My role at RRQ is help them schedule their practice and set their lifestyle—when they sleep, eat, etc. As intermediaries between players and owner, I also register the players whenever there are tournaments we can join in. I didn’t know if my role was actually a manager, since the term manager was never established in 2013. I only became the manager of RRQ in 2014 until 2017 before I move to MineskiTVID.

Speaking about being a shoutcaster, I started have interests back in 2013 when I joined DTVI. Before that there are no shoutcasters in Dota. Sure, Tobiwan already start way back during the Dota 1 but the term shoutcaster was never coined. I was a co-caster and analyst in DTVI and at that time, it’s very rare to see an analyst in the Indonesian community.

My experience as RRQ’s manager helped me a lot to explain the situation. As a caster you can see the whole thing, compared to players who can only deduce from what they can gather in minimap and team info. In 2014, I left DTVI to focus as a manager for RRQ. But I still help around co-casting some games whenever my schedule permits.

I chose Oddie as my name because back in Dota 1, if you want to play online you must have an ID and it is limited. I asked my friend to name my ID after the dog from the comics Garfield: Oddie. Since then, people who I knew me from Dota 1 to Dota 2 call me Oddie. I have no plans on changing it since it’s simple and easy to remember.

About Manila Masters, it’s not first time I went to Manila since I was present during the Manila Major but as an audience. The hype was very crazy, I can’t describe it using mere words. When Mineski asked me to cast at Manila Masters, I’m very happy and excited about it.

Compared to Indonesia, the Philipine esport community is strong.

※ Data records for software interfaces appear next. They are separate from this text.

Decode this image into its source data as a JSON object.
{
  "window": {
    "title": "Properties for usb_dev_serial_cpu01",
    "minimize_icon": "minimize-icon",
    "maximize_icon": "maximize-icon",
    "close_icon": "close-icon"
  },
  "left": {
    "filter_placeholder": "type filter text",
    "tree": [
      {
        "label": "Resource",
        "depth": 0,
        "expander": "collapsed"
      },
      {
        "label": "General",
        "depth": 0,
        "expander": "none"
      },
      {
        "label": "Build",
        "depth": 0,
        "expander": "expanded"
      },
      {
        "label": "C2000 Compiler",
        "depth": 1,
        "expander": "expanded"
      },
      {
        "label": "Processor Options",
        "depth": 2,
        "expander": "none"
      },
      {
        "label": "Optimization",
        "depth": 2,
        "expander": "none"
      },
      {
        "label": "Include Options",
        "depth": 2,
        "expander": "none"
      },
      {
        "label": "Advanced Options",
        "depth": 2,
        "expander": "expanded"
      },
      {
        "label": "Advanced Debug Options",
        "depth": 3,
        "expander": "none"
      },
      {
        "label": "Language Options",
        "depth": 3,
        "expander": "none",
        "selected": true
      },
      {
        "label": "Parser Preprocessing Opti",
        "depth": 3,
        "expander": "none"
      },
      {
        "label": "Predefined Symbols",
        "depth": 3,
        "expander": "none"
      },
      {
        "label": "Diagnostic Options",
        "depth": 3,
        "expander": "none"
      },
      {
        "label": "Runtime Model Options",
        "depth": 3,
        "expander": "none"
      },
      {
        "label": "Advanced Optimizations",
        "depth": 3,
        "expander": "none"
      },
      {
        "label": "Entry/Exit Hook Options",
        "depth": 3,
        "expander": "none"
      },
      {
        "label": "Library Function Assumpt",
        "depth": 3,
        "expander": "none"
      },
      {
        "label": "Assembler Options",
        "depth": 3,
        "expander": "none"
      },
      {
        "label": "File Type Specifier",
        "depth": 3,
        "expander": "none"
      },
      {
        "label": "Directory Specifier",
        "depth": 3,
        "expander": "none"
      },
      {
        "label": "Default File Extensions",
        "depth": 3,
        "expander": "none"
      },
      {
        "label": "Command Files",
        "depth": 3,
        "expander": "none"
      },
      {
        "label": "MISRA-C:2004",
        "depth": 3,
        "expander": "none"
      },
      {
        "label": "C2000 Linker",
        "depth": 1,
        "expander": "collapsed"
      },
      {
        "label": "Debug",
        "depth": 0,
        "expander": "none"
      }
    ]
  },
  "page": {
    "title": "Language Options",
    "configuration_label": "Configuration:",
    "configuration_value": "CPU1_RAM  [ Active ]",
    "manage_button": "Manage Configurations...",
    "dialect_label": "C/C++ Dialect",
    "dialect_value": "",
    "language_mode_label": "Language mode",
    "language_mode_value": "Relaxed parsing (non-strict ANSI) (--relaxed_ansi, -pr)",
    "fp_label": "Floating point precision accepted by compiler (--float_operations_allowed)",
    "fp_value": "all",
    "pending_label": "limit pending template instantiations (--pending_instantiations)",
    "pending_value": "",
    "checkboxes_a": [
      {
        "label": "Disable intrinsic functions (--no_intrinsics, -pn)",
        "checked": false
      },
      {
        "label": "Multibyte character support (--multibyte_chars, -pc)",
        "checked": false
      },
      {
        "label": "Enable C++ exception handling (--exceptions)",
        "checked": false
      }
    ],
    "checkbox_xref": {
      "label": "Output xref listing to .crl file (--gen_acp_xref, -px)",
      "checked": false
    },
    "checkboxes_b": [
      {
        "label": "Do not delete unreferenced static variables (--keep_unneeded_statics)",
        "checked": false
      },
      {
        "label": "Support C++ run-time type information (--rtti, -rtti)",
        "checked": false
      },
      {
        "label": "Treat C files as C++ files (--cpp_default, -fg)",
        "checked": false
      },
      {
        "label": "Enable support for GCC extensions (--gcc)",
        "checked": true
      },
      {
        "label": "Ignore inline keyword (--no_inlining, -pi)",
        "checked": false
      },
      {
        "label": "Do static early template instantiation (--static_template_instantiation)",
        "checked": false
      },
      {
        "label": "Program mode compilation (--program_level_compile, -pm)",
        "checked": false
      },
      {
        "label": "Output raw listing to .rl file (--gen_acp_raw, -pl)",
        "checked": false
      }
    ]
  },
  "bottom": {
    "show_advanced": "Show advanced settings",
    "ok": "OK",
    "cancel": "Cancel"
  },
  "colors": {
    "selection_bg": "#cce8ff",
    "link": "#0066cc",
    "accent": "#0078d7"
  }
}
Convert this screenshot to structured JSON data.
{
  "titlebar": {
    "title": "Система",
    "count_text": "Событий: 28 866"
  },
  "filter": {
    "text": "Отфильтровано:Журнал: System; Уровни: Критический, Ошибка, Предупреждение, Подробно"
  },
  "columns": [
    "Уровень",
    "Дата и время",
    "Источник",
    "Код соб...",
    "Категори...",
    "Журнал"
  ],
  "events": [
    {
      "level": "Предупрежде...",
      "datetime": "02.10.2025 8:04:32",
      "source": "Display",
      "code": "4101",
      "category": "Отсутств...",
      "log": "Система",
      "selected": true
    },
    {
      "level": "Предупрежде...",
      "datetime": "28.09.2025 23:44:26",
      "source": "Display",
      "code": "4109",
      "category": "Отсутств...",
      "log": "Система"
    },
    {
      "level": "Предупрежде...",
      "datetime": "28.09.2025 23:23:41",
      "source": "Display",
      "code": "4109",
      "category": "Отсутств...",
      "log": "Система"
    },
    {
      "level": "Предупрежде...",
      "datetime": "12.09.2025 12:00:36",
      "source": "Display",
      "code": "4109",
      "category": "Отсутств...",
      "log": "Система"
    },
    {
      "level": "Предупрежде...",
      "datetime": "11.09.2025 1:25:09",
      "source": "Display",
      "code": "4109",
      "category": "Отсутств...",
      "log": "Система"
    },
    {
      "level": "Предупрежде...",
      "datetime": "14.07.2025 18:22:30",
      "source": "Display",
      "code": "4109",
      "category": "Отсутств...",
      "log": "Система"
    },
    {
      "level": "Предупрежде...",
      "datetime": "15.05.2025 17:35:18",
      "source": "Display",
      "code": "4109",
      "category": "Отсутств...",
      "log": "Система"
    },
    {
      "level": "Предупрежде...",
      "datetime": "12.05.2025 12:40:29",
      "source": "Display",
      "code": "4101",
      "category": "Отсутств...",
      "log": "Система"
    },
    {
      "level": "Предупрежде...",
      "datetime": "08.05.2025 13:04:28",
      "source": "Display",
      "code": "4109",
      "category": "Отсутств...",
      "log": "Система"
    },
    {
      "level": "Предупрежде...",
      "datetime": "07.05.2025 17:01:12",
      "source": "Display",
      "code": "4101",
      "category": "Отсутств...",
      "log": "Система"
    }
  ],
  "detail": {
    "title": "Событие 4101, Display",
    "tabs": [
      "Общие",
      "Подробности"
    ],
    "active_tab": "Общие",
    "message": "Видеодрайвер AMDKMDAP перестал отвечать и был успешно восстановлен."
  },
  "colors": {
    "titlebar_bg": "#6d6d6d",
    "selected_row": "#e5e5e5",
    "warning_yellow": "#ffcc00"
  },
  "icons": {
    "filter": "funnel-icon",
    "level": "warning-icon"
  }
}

People who aged more than 40 or even at 60 know something about esports. Unlike in Indonesia, some parents didn’t even know a thing about esports. Internationally-acclaimed tournaments such as the Manila Major and the Manila Master also make the Philippines esport scene better.

During the Manila Masters, I had to make sure that the Indonesian stream was running smoothly. This was my task from from day 1 until the last. But not all credits are due to me as I would like to thank everyone who helped our streams run well.

Actually, there are many events to make the Indonesian esports competition bigger. But it needs clear and useful events for esports. It also needs to organize the system properly in order to make the competition of higher quality.

A great example would be tournaments which run best-of-ones. These competitions won’t be able to properly harness the potential of teams. There are many good events but fewer tournaments that make teams compete against each other. There are many Indonesian teams but it also need more LAN competition.